Shoot, even NPR says that Falwell's influence has been greatly exaggerated. I recall hearing a program about a year ago claiming that James Dobson and Charles Colson were the two most influential evangelicals on political issues, and that Falwell and Robertson had comparatively small followings. And this is from a syndicate that probably wishes that more evangelicals were as easy to ridicule as Falwell.

Jon A. Alfred E. Michael J. Wile E. SWNID said...

Note that an unscientific straw poll on several major blogs (Hugh Hewitt, Instapundit, Little Green Footballs, etc.) shows Rudy as the big leader in a big field, with plenty of support from self-identified Christians, evangelicals and Catholics (though George Allen is the favorite of religious conservatives right now).

We believe that Mayor G is simply waiting for the right moment, much nearer the '08 primaries, to start acting like a candidate. And when he does, he will know how to present himself to maximize his coalition. He doesn't need every religious conservative to vote for him because he'll get every moderate Democrat.

Big Mark said...

Ollie for Prez!

JB in CA said...

Perhaps I should clarify my position. I'm not saying that Falwell wields a great deal of influence (or any influence, for that matter), but only that his views represent those of a large number of people that won't vote at all rather than vote for someone who does not support their brand of social conservatism.

Anonymous said...

What about Jeb Bush as the man needed to carry his brother's standard?
Or,perhaps, Hilary Clinton who sounds as tough as her usband was soft?
And letus not forget Newt Gringrich, if he is still around.

Anonymous said...

Rudy can't win the primary. And why would you want him to win? The Supreme Court arguably is more important than national security, as a long-term issue for our country. We don't need liberal justices on the court. It's not just Roe V. Wade. It's property rights, gun rights, the rule of law, sovereignty (not using foreign laws and constitutions to overrule our constitution). It's so many things on top of the moral issues. It's truth in sentencing, victims' rights, capital punishment, etc. The Supreme Court that is on the verge of shutting down Guantanimo (a national security issue), is the same court that Rudy will appoint "moderates" to. "Moderates" like Kennedy and Souter. With moderates like these, who needs liberals?

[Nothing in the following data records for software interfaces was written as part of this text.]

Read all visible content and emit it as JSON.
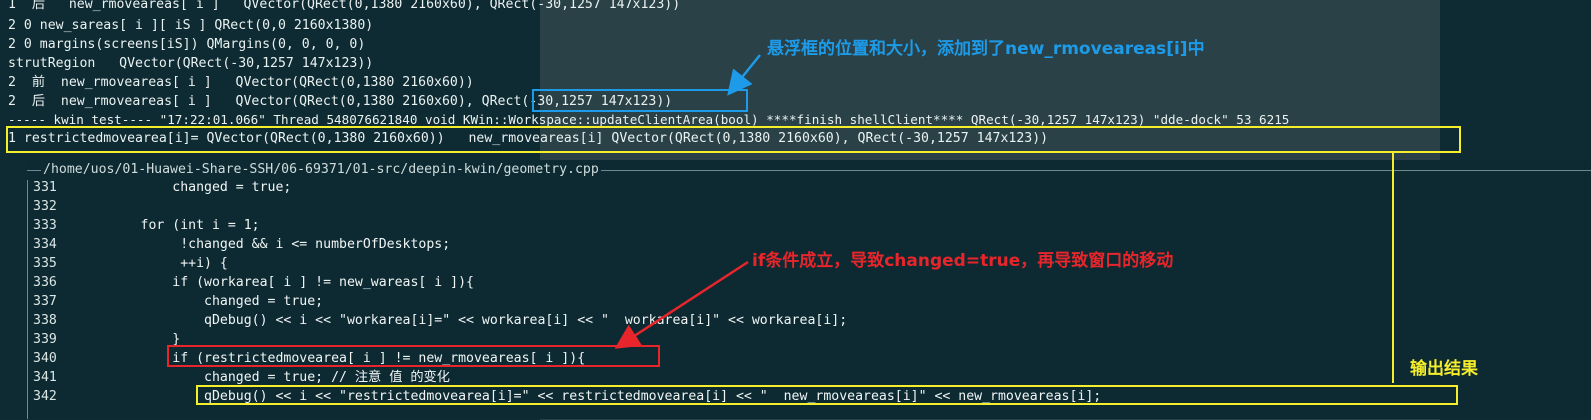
{
  "terminal_lines": [
    "1  后   new_rmoveareas[ i ]   QVector(QRect(0,1380 2160x60), QRect(-30,1257 147x123))",
    "2 0 new_sareas[ i ][ iS ] QRect(0,0 2160x1380)",
    "2 0 margins(screens[iS]) QMargins(0, 0, 0, 0)",
    "strutRegion   QVector(QRect(-30,1257 147x123))",
    "2  前  new_rmoveareas[ i ]   QVector(QRect(0,1380 2160x60))",
    "2  后  new_rmoveareas[ i ]   QVector(QRect(0,1380 2160x60), QRect(-30,1257 147x123))",
    "----- kwin_test---- \"17:22:01.066\" Thread 548076621840 void KWin::Workspace::updateClientArea(bool) ****finish shellClient**** QRect(-30,1257 147x123) \"dde-dock\" 53 6215",
    "1 restrictedmovearea[i]= QVector(QRect(0,1380 2160x60))   new_rmoveareas[i] QVector(QRect(0,1380 2160x60), QRect(-30,1257 147x123))"
  ],
  "editor": {
    "file_path": "/home/uos/01-Huawei-Share-SSH/06-69371/01-src/deepin-kwin/geometry.cpp",
    "line_numbers": [
      "331",
      "332",
      "333",
      "334",
      "335",
      "336",
      "337",
      "338",
      "339",
      "340",
      "341",
      "342"
    ],
    "code_lines": [
      "            changed = true;",
      "",
      "        for (int i = 1;",
      "             !changed && i <= numberOfDesktops;",
      "             ++i) {",
      "            if (workarea[ i ] != new_wareas[ i ]){",
      "                changed = true;",
      "                qDebug() << i << \"workarea[i]=\" << workarea[i] << \"  workarea[i]\" << workarea[i];",
      "            }",
      "            if (restrictedmovearea[ i ] != new_rmoveareas[ i ]){",
      "                changed = true; // 注意 值 的变化",
      "                qDebug() << i << \"restrictedmovearea[i]=\" << restrictedmovearea[i] << \"  new_rmoveareas[i]\" << new_rmoveareas[i];"
    ]
  },
  "annotations": {
    "blue_note": "悬浮框的位置和大小，添加到了new_rmoveareas[i]中",
    "red_note": "if条件成立，导致changed=true，再导致窗口的移动",
    "yellow_note": "输出结果"
  },
  "colors": {
    "terminal_bg": "#0e2a32",
    "accent_blue": "#1e9be8",
    "accent_red": "#e8252a",
    "accent_yellow": "#f5ee2a",
    "negative_number": "#3fb3a6"
  }
}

JB in CA said...


Jon A. Alfred E. Michael J. Wile E. SWNID said...

So how's that "appointing conservative justices thing" going, anyway?

And how does the appointment thing go for a moderate Republican president with a conservative Republican Senate?

Frankly, I don't think that it makes any sense at all to say that the Supremes matter more than national security. Being blown up by terrorists really ruins your day whether the Supreme Court just decided your case on the basis of Maori tribal law or the Constitution of the United States.

But I also suspect that the actual power of the Supremes may be, though clearly greater than it ought, actually much less than it is often thought. Historical analyses of Supreme Court decisions of which we are aware have noted that they generally track closely with broad public opinion. Those guys and gals aren't sages so much as they are robed politicians pretending to be sages. Mostly they do what a considerable plurality of people want done most of the time. It's the muddled thinking of Americans that concerns me, not the Supremes.

And by the way, most polling shows that Rudy can win the primaries, even South Carolina.

bryan dove said...

Being a Libertarian, I am more than used to making concessions based on practicality and possibility. But being such means I can still stick my pretentious nose up at Republican politicians when they inevitably fail to meet my fancy.